  • Tyler Cowen reflects on his circa 2007 underestimation of the likelihood of a major financial crisis.
  • Jon Elster draws from his work on defective belief formation, illustrating with his own past errors, including about the electorate binding itself and about thinking of anti-communists “as a clock that is always one hour late rather than as a broken clock that shows the right time twice a day.”
  • Richard Epstein tells of his conversion to consequentialism.
  • Sam Peltzman relates his hardy forecast in 1988 of Michael Dukakis’s impending victory over George H. W. Bush.
  • Cass Sunstein begins: “I have said a lot of things that I regret.” And he ends: “A main job of academics is to float ideas and take risks, and if they do not make mistakes, or learn enough to change their minds, well, that’s really something to regret.”
Access the symposium here.
EJW Audio

That is the theme of my latest Bloomberg column, here is a snippet of the argument:

After the war, Germany undertook an extensive and largely successful campaign of denazification. Other defeated nations, such as Austria or Japan, didn’t attempt anything comparable, much less succeed. In a relatively short period of time, Germany really did turn into a largely tolerant, peace-loving nation, acutely aware of the extreme nature of its previous wrongdoing. For all the imperfections in this process along the way, it is difficult in world history to find a comparable switch in attitudes.
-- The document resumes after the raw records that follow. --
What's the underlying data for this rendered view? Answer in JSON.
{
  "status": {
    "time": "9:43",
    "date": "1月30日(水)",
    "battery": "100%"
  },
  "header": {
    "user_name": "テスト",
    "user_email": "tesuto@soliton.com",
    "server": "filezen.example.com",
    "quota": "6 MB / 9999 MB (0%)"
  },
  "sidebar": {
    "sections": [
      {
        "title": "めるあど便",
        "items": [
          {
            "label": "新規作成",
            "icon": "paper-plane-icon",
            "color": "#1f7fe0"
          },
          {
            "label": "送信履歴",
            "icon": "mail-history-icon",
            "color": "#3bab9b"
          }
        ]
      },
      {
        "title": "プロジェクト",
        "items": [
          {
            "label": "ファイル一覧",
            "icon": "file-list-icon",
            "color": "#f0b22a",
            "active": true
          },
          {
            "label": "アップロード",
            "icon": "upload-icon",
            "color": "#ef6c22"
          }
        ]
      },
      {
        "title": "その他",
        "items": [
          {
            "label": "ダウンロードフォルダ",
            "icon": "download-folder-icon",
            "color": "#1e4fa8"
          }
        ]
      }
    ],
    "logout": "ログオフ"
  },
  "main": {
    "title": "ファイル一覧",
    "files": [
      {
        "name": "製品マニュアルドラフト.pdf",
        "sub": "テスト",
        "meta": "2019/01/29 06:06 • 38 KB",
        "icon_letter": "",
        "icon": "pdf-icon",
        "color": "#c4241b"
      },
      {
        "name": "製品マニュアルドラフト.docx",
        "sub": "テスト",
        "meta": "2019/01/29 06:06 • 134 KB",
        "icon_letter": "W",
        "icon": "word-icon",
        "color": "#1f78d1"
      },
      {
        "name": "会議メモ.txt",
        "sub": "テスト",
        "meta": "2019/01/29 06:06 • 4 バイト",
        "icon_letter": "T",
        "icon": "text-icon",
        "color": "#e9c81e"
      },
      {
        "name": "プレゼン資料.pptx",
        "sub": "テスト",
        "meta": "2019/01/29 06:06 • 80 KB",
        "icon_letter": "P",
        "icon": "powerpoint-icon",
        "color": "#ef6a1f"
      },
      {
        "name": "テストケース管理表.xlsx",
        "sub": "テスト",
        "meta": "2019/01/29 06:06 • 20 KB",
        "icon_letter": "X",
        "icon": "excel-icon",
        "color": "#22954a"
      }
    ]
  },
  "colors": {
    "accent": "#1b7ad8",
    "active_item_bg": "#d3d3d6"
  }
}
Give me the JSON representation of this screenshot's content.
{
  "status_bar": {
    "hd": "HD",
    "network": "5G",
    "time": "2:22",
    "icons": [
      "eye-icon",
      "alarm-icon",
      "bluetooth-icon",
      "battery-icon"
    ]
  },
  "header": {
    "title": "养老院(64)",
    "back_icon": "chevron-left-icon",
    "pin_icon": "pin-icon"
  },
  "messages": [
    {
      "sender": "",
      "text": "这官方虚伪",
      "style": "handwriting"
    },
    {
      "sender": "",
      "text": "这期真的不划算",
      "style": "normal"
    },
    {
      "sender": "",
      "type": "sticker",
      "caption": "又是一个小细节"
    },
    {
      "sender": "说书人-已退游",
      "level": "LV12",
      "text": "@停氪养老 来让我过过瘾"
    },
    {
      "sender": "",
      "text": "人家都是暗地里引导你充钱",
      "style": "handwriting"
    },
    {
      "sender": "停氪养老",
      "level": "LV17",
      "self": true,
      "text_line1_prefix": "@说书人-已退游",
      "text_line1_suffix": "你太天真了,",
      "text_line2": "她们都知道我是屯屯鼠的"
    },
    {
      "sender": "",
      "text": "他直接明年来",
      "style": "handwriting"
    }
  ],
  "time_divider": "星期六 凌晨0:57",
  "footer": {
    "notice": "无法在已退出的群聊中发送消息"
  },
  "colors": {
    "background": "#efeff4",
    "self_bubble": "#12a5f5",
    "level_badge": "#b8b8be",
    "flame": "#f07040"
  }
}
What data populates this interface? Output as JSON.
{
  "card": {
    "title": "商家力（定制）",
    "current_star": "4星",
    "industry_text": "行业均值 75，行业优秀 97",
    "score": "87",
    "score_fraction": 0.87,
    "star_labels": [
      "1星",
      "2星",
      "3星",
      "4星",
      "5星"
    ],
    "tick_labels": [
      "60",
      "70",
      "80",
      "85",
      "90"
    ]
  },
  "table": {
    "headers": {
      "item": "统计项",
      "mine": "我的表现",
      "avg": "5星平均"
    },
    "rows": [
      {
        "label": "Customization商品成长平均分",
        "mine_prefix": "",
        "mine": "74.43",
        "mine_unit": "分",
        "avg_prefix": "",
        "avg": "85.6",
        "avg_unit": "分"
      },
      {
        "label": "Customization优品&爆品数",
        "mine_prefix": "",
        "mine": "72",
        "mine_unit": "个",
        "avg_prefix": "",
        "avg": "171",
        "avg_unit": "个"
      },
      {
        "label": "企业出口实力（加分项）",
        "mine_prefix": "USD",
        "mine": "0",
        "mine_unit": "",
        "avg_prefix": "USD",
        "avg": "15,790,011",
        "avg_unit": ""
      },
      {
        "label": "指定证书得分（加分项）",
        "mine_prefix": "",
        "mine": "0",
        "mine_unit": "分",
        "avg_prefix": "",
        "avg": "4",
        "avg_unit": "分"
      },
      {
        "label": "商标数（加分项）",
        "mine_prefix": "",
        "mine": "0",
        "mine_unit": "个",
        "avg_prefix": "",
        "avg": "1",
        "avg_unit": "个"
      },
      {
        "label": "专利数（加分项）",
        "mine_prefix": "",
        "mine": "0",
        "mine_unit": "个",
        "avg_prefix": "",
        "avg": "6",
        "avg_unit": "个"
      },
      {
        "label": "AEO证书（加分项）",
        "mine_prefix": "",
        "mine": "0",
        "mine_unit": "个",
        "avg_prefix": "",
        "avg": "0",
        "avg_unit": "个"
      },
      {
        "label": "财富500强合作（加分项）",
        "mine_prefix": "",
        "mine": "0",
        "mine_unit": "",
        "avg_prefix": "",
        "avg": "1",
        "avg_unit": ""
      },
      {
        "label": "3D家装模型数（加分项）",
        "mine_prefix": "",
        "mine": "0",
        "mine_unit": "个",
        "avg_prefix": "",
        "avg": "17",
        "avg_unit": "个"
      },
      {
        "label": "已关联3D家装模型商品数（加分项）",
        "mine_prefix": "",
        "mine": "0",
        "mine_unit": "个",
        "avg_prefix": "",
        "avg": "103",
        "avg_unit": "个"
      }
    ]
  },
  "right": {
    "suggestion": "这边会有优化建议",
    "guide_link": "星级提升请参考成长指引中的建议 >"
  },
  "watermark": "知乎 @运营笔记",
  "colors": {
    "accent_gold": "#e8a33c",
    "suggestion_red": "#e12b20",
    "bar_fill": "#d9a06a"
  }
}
Or take German unification. It was hardly obvious this project to bring together East Germany and West after the fall of communism would succeed or even come to fruition, as there was plenty of talk at the time of a binational federation or perhaps a slowly phased evolution toward unity. Yet Chancellor Helmut Kohl and other German leaders, supposedly staid figures, had the vision to see unification could be achieved rapidly and relatively smoothly. They just went ahead and did it, even though many of the world’s leaders, such as U.K. Prime Minister Margaret Thatcher, were squeamish about the idea.

There are more arguments at the link, running up through the present day.  You also can count Germany’s role in the EU and also the construction of social welfare states.  Germany is in fact remarkably underappreciated as a political and also social innovator.

That is a long and very interesting post by Dan Wang, it is hard to summarize, here is one tiny excerpt but better to read the whole thing:

2. You don’t need a CS degree to be a developer. This is another valid statement that I don’t think explains behaviors on the margin. Yes, I know plenty of developers who didn’t graduate from college or major in CS. Many who didn’t go to school were able to learn on their own, helped along by the varieties of MOOCs and boot camps designed to get them into industry.

It might be true that being a software developer is the field that least requires a bachelor’s degree with its associated major. Still: Shouldn’t we expect some correlation between study and employment here? That is, shouldn’t having a CS major be considered a helpful path into the industry? It seems to me that most tech recruiters look on CS majors with favor.

Although there are many ways to become a developer, I’d find it surprising if majoring in CS is a perfectly useless way to enter the profession, and so people shun it in favor of other majors.

And this, which runs close to my own thoughts:

Perhaps this is a good time to bring up the idea that the tech sector may be smaller than we think. By a generous definition, 20% of the workers in the Bay Area work in tech. Matt Klein at FT Alphaville calculates that the US software sector is big neither in employment nor in value-added terms. Software may be eating the world, but right now it’s either taking small bites, or we’re not able to measure it well.

Finally, a more meditative, grander question from Peter Thiel: “How big is the tech industry? Is it enough to save all Western Civilization? Enough to save the United States? Enough to save the State of California? I think that it’s large enough to bail out the government workers’ unions in the city of San Francisco.”

Here is Dan’s follow-up tweet on other answers to the puzzle.